With Brandon Phillips on first and Hamilton on second in the fifth inning, Twins pitcher Trevor May walked Joey Votto on a full-count pitch. Both runners were moving on the play, and despite a throw not being needed, catcher Chris Herrmann threw to third base. The ball went into left field, while Hamilton came home with Cincinnati's second run.
"We got runners going, then here you go," Reds manager Bryan Price said. "The catcher's got to catch it and get rid of it. He doesn't have time to pause and to hear the ball-strike call, and it ends up forcing a throw into left field."
The play capped off an impressive series of creating havoc on the basepaths.

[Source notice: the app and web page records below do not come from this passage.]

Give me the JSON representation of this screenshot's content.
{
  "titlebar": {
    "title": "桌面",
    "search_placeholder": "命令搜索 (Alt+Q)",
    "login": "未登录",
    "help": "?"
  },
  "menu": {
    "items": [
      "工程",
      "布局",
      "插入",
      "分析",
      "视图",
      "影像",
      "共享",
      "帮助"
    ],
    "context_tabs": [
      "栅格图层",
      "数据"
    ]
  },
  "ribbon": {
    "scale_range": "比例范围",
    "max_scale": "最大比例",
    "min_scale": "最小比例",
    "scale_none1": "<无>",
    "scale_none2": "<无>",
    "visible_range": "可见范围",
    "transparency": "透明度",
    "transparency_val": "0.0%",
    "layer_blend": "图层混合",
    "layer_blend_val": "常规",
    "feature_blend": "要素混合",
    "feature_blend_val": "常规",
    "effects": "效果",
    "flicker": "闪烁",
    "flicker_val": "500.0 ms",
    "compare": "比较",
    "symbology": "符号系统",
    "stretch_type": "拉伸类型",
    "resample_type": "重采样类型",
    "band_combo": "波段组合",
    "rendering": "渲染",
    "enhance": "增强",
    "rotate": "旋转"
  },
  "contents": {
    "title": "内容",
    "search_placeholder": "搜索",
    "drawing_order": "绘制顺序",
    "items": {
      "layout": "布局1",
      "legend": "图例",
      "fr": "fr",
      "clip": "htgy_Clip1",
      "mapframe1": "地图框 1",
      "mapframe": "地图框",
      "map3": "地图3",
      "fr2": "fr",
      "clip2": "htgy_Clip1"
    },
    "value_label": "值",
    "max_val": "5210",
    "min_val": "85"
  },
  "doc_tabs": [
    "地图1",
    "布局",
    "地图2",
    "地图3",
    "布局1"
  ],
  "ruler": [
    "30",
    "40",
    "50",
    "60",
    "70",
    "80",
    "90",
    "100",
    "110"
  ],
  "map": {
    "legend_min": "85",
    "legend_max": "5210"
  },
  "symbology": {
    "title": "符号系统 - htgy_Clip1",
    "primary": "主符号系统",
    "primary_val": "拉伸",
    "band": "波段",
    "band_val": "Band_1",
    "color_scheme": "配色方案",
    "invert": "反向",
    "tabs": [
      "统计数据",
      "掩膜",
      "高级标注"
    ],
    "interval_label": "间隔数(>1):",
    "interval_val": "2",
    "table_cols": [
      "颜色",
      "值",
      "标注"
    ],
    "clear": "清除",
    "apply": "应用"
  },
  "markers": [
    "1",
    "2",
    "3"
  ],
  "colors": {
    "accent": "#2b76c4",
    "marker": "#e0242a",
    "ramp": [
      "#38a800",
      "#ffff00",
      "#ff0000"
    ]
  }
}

Hamilton, who leads the Major Leagues with 40 stolen bases, swiped four in the series opener on Monday. Overall, he reached base seven times in 14 plate appearances during the series. The increased number of opportunities gave Twins manager Paul Molitor an up-close look at Hamilton's game-changing ability.
"He's probably the most disruptive player in the game once he gets on base," Molitor said. "Just watching him face-to-face this series, you realize he's fast, but he also has a really good idea. He's fairly studious on what he has to be concerned with, with different pitchers and different situations. He can turn a ball four into a really good scoring opportunity. He did that the first game, and he did that today, as well."
Hamilton also utilized his speed on defense, making a diving catch on a sinking liner by Torii Hunter for the last out of the game.
In addition, Hamilton has shown an improved bunting ability of late, as evidenced by a pair of bunt hits against the Twins this week. He has been working on bunting with the Reds' coaching staff, and he said he's started to put more of a focus on getting it down before running to first base.
"I'm just trying to take my time and get the bunt down, instead of running so fast and then not getting the bunt down," Hamilton said. "So I've learned the placement [of] the bunt is way better than my speed. You put a bunt down in an area where they can't get it, it's way better than running out of there and having a bad bunt."
Robert Bondy is an associate reporter for MLB.com. This story was not subject to the approval of Major League Baseball or its clubs.